Posted January 3, 2018
This weekly brief highlights the latest Threat Intelligence: Evidence-based knowledge about an existing hazard designed to help organizations make inform decisions regarding their response to the threat. news to provide insight into the latest threats to various industries.
“All ATMs that are still running on Windows XP operating system are at the risk of getting hacked easily, as the OS is no longer supported except for emergency security patches (for instance, patch blocking the WannaCry Ransomware: A type of malicious software designed to block access to a computer system until a sum of money is paid. released this year). An employee of a Russian blogging platform recently discovered that ATMs operated by a state-owned Russian bank running Windows XP have inherent security vulnerabilities that can be easily exploited by hackers. According to the user, a full screen lock that prevents access to various components of an ATM operating system could be bypassed by turning on the Sticky Keys when special keys like SHIFT, CTRL, ALT, and WINDOWS were pressed 5 times. By pressing SHIFT key 5 times in a row, it allowed access to Windows settings and displayed the taskbar and Start menu of the operating system giving users to access deep within Windows XP from the touch screen. This vulnerability allows hackers to deploy malicious software or modify ATM boot scripts.”

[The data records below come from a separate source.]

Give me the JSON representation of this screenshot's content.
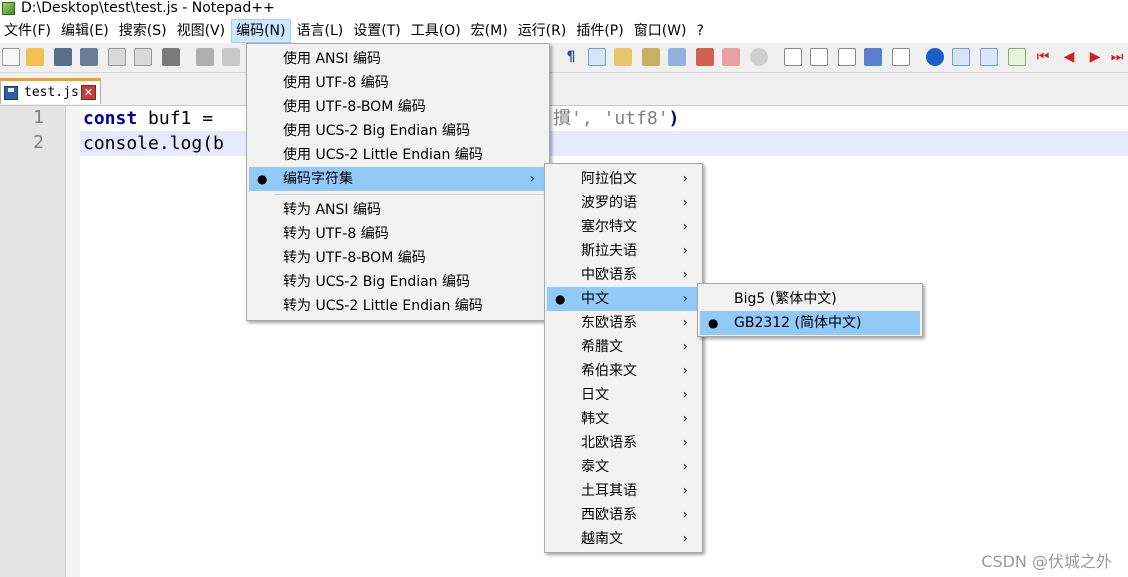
{
  "window": {
    "title": "D:\\Desktop\\test\\test.js - Notepad++"
  },
  "menubar": [
    "文件(F)",
    "编辑(E)",
    "搜索(S)",
    "视图(V)",
    "编码(N)",
    "语言(L)",
    "设置(T)",
    "工具(O)",
    "宏(M)",
    "运行(R)",
    "插件(P)",
    "窗口(W)",
    "?"
  ],
  "tab": {
    "label": "test.js",
    "close": "✕"
  },
  "editor": {
    "line_numbers": [
      "1",
      "2"
    ],
    "line1": {
      "kw": "const",
      "rest": " buf1 = ",
      "str": "摜', 'utf8'",
      "close": ")"
    },
    "line2": {
      "text": "console.log(",
      "tail": "b"
    }
  },
  "encoding_menu": {
    "use_ansi": "使用 ANSI 编码",
    "use_utf8": "使用 UTF-8 编码",
    "use_utf8_bom": "使用 UTF-8-BOM 编码",
    "use_ucs2_be": "使用 UCS-2 Big Endian 编码",
    "use_ucs2_le": "使用 UCS-2 Little Endian 编码",
    "charset": "编码字符集",
    "to_ansi": "转为 ANSI 编码",
    "to_utf8": "转为 UTF-8 编码",
    "to_utf8_bom": "转为 UTF-8-BOM 编码",
    "to_ucs2_be": "转为 UCS-2 Big Endian 编码",
    "to_ucs2_le": "转为 UCS-2 Little Endian 编码"
  },
  "charset_menu": [
    "阿拉伯文",
    "波罗的语",
    "塞尔特文",
    "斯拉夫语",
    "中欧语系",
    "中文",
    "东欧语系",
    "希腊文",
    "希伯来文",
    "日文",
    "韩文",
    "北欧语系",
    "泰文",
    "土耳其语",
    "西欧语系",
    "越南文"
  ],
  "chinese_menu": [
    "Big5 (繁体中文)",
    "GB2312 (简体中文)"
  ],
  "glyphs": {
    "bullet": "●",
    "arrow": "›"
  },
  "watermark": "CSDN @伏城之外"
}
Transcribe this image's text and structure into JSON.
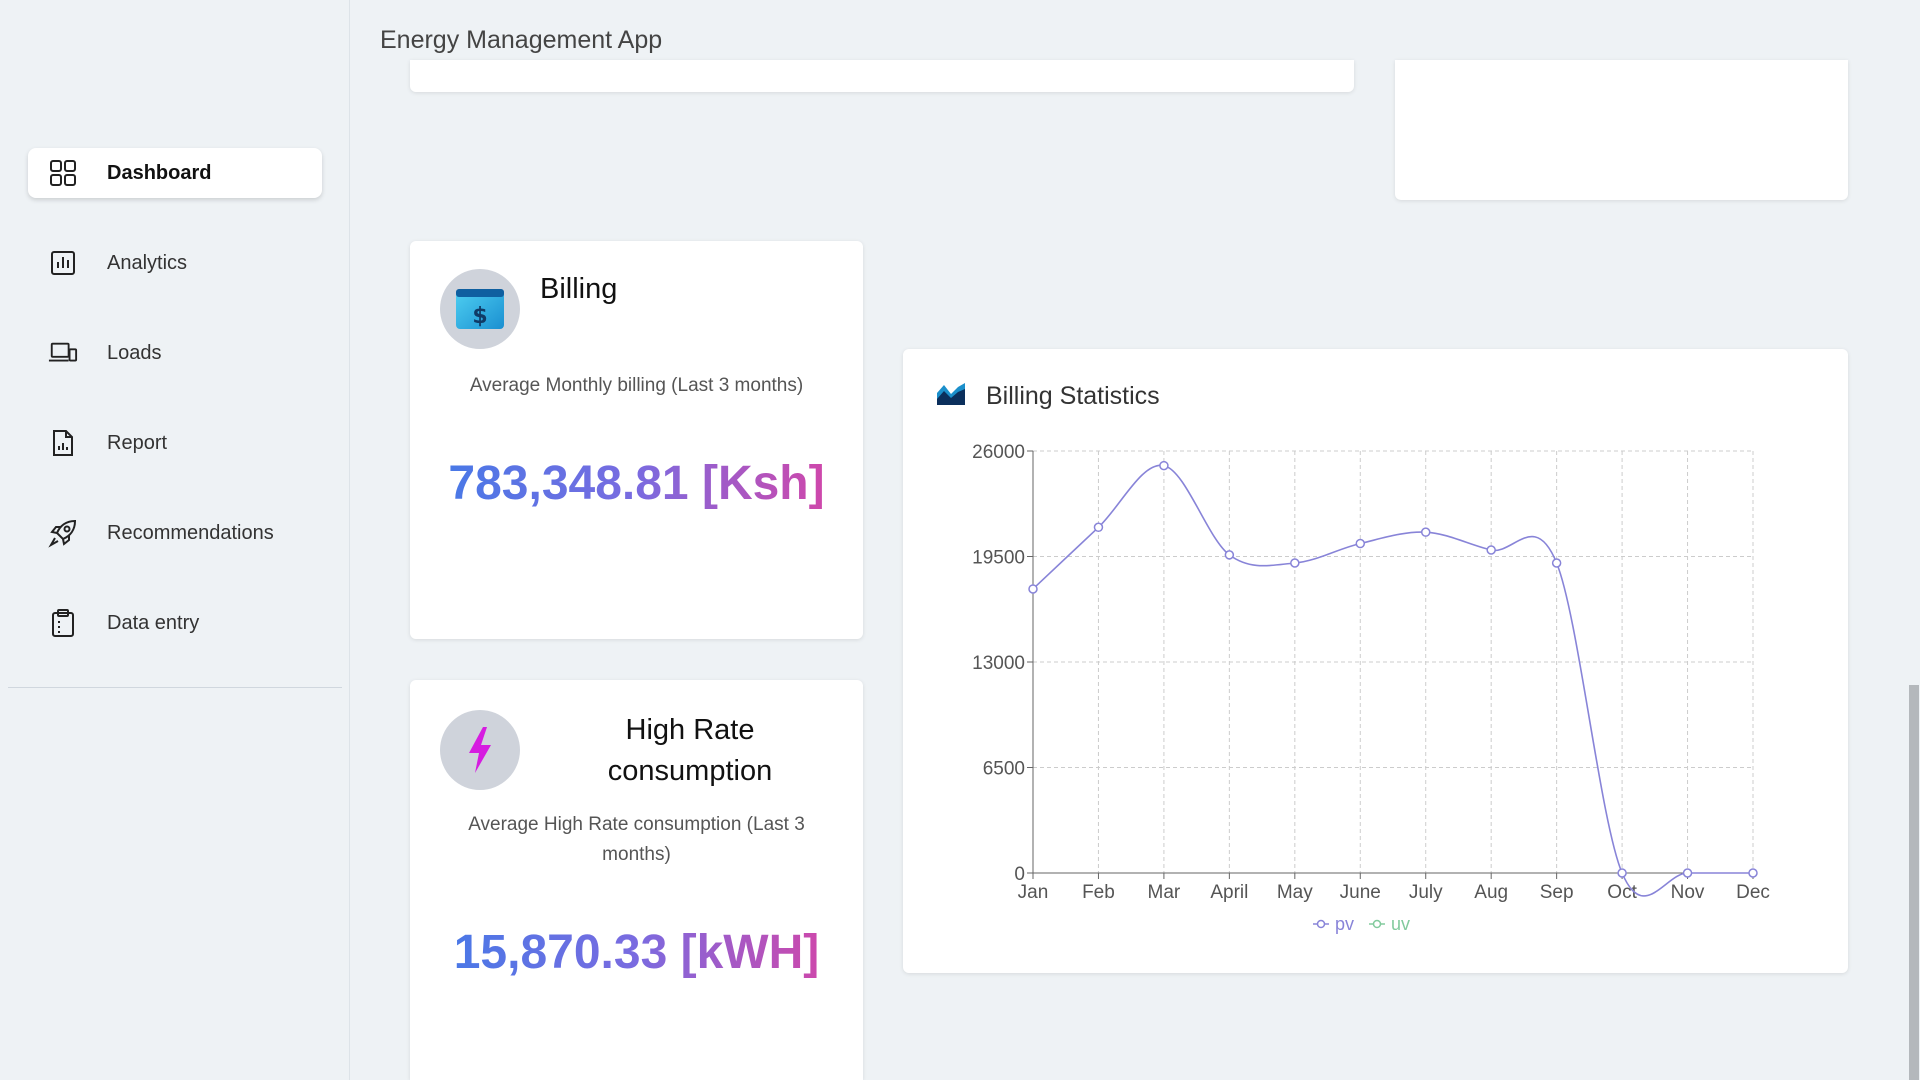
{
  "app": {
    "title": "Energy Management App"
  },
  "sidebar": {
    "items": [
      {
        "label": "Dashboard",
        "icon": "grid-icon",
        "active": true
      },
      {
        "label": "Analytics",
        "icon": "bar-chart-icon"
      },
      {
        "label": "Loads",
        "icon": "devices-icon"
      },
      {
        "label": "Report",
        "icon": "document-chart-icon"
      },
      {
        "label": "Recommendations",
        "icon": "rocket-icon"
      },
      {
        "label": "Data entry",
        "icon": "clipboard-icon"
      }
    ]
  },
  "billing": {
    "title": "Billing",
    "subtitle": "Average Monthly billing (Last 3 months)",
    "value": "783,348.81 [Ksh]",
    "icon": "billing-icon"
  },
  "high_rate": {
    "title": "High Rate consumption",
    "subtitle": "Average High Rate consumption (Last 3 months)",
    "value": "15,870.33 [kWH]",
    "icon": "lightning-icon"
  },
  "chart": {
    "title": "Billing Statistics",
    "icon": "area-chart-icon"
  },
  "chart_data": {
    "type": "line",
    "title": "Billing Statistics",
    "categories": [
      "Jan",
      "Feb",
      "Mar",
      "April",
      "May",
      "June",
      "July",
      "Aug",
      "Sep",
      "Oct",
      "Nov",
      "Dec"
    ],
    "series": [
      {
        "name": "pv",
        "color": "#8884d8",
        "values": [
          17500,
          21300,
          25100,
          19600,
          19100,
          20300,
          21000,
          19900,
          19100,
          0,
          0,
          0
        ]
      },
      {
        "name": "uv",
        "color": "#82ca9d",
        "values": []
      }
    ],
    "yticks": [
      0,
      6500,
      13000,
      19500,
      26000
    ],
    "ylim": [
      0,
      26000
    ],
    "grid": true,
    "legend_position": "bottom"
  },
  "colors": {
    "accent_start": "#3f7be8",
    "accent_end": "#e040a0",
    "pv": "#8884d8",
    "uv": "#82ca9d"
  }
}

Legal, Litigation, and Regulatory Risk
“The U.S. Securities and Exchange Commission is planning to update its 6-year-old cybersecurity guidance for how publicly traded firms report data breaches to investors. The agency has indicated that it expects to refine guidance around how businesses disclose cybersecurity risks to investors as well as require insider trading programs to include blackout rules in the event that a suspected data breach gets discovered. With the refresh, officials say businesses should expect to have to disclose more cyber risks, refine their insider trading policies and prove that they’re taking information security seriously. “We’re likely to see an increased emphasis on having public companies disclose the cyber risks they face, focusing on their business model, the nature of their operations and the evolving and changing nature of cyber risks,” an official said. Businesses will likely be called on to prove that they have mechanisms in place to increase the likelihood that they can detect breaches in a timely manner, escalate these concerns to senior management and rapidly “figure out if the breach is material to investors and needs to be disclosed in a timely basis.””
Insurance + Healthcare
“Ransomware emerged as a significant threat on the worldwide stage in 2017, but new variants will challenge healthcare organizations well into 2018, with some versions of new Malware: Software that is intended to damage or disable computers and computer systems. not even needing a network to distribute themselves throughout an organization. Matt Sherman, a malware outbreak specialist at Symantec, notes that while the healthcare sector is particularly vulnerable, ransomware is everywhere, including the business associates within healthcare and other industries. Any time a healthcare organization selects a new partner, it must assess whether the security controls of the partner match the organization’s controls.”
“Some retailers make return policies more lenient during the holiday season, while others may tighten their return policies to account for an increase in return fraud. According to National Retail Federation’s 2017 Organized Retail Crime Survey, 13 percent of holiday sales will be returned and of those 11 percent will likely be fraud.”